- Activity
Set down every entry exactly as given. Pictures are to be left out.

--- Record extracts ---

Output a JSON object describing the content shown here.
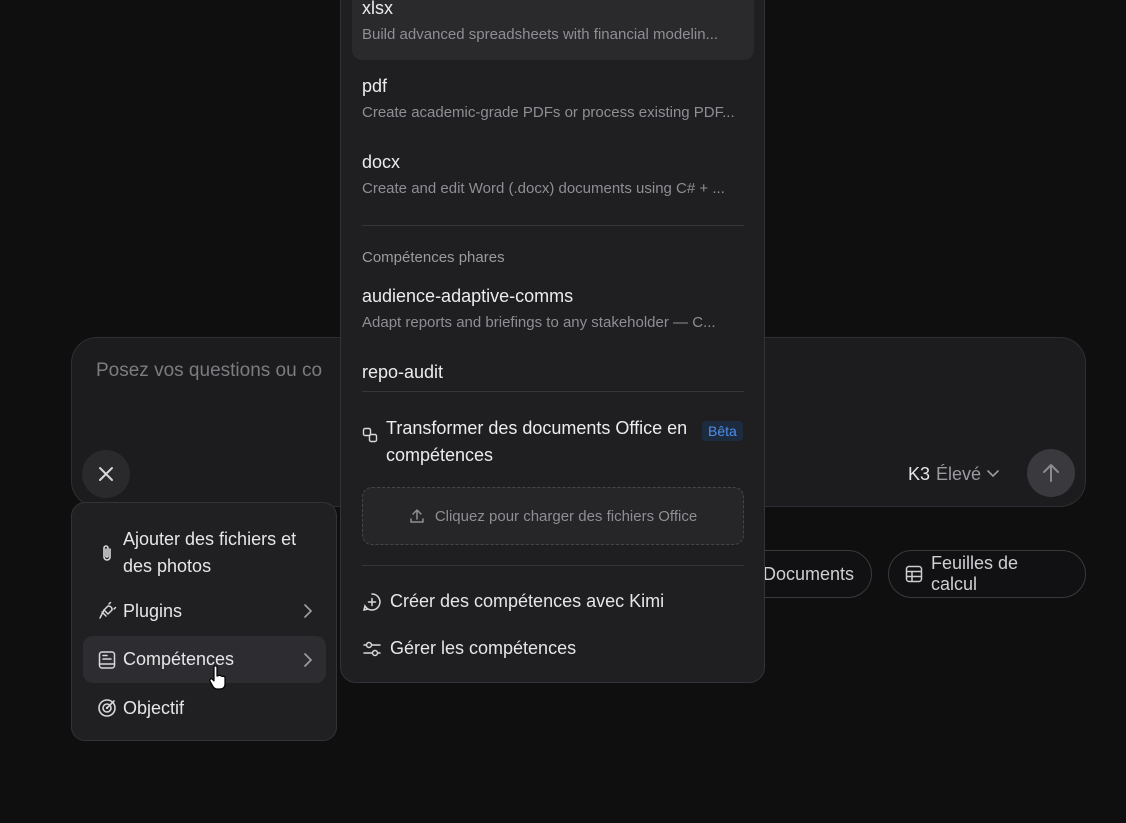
{
  "composer": {
    "placeholder": "Posez vos questions ou co",
    "model_name": "K3",
    "model_mode": "Élevé"
  },
  "chips": {
    "documents": "Documents",
    "spreadsheets": "Feuilles de calcul"
  },
  "left_menu": {
    "items": [
      {
        "label_line1": "Ajouter des fichiers et",
        "label_line2": "des photos",
        "icon": "paperclip-icon"
      },
      {
        "label": "Plugins",
        "icon": "plug-icon"
      },
      {
        "label": "Compétences",
        "icon": "skills-icon"
      },
      {
        "label": "Objectif",
        "icon": "target-icon"
      }
    ]
  },
  "skills_menu": {
    "items": [
      {
        "title": "xlsx",
        "desc": "Build advanced spreadsheets with financial modelin..."
      },
      {
        "title": "pdf",
        "desc": "Create academic-grade PDFs or process existing PDF..."
      },
      {
        "title": "docx",
        "desc": "Create and edit Word (.docx) documents using C# + ..."
      }
    ],
    "featured_label": "Compétences phares",
    "featured": [
      {
        "title": "audience-adaptive-comms",
        "desc": "Adapt reports and briefings to any stakeholder — C..."
      },
      {
        "title": "repo-audit"
      }
    ],
    "transform_line1": "Transformer des documents Office en",
    "transform_line2": "compétences",
    "beta": "Bêta",
    "upload_label": "Cliquez pour charger des fichiers Office",
    "create_label": "Créer des compétences avec Kimi",
    "manage_label": "Gérer les compétences"
  },
  "colors": {
    "background": "#0f0f10",
    "panel": "#1f1f22",
    "beta_text": "#4f8fe8"
  }
}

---

- Task answer
Output a JSON object describing the content shown here.
{
  "composer": {
    "placeholder": "Posez vos questions ou co",
    "model_name": "K3",
    "model_mode": "Élevé"
  },
  "chips": {
    "documents": "Documents",
    "spreadsheets": "Feuilles de calcul"
  },
  "left_menu": {
    "items": [
      {
        "label_line1": "Ajouter des fichiers et",
        "label_line2": "des photos",
        "icon": "paperclip-icon"
      },
      {
        "label": "Plugins",
        "icon": "plug-icon"
      },
      {
        "label": "Compétences",
        "icon": "skills-icon"
      },
      {
        "label": "Objectif",
        "icon": "target-icon"
      }
    ]
  },
  "skills_menu": {
    "items": [
      {
        "title": "xlsx",
        "desc": "Build advanced spreadsheets with financial modelin..."
      },
      {
        "title": "pdf",
        "desc": "Create academic-grade PDFs or process existing PDF..."
      },
      {
        "title": "docx",
        "desc": "Create and edit Word (.docx) documents using C# + ..."
      }
    ],
    "featured_label": "Compétences phares",
    "featured": [
      {
        "title": "audience-adaptive-comms",
        "desc": "Adapt reports and briefings to any stakeholder — C..."
      },
      {
        "title": "repo-audit"
      }
    ],
    "transform_line1": "Transformer des documents Office en",
    "transform_line2": "compétences",
    "beta": "Bêta",
    "upload_label": "Cliquez pour charger des fichiers Office",
    "create_label": "Créer des compétences avec Kimi",
    "manage_label": "Gérer les compétences"
  },
  "colors": {
    "background": "#0f0f10",
    "panel": "#1f1f22",
    "beta_text": "#4f8fe8"
  }
}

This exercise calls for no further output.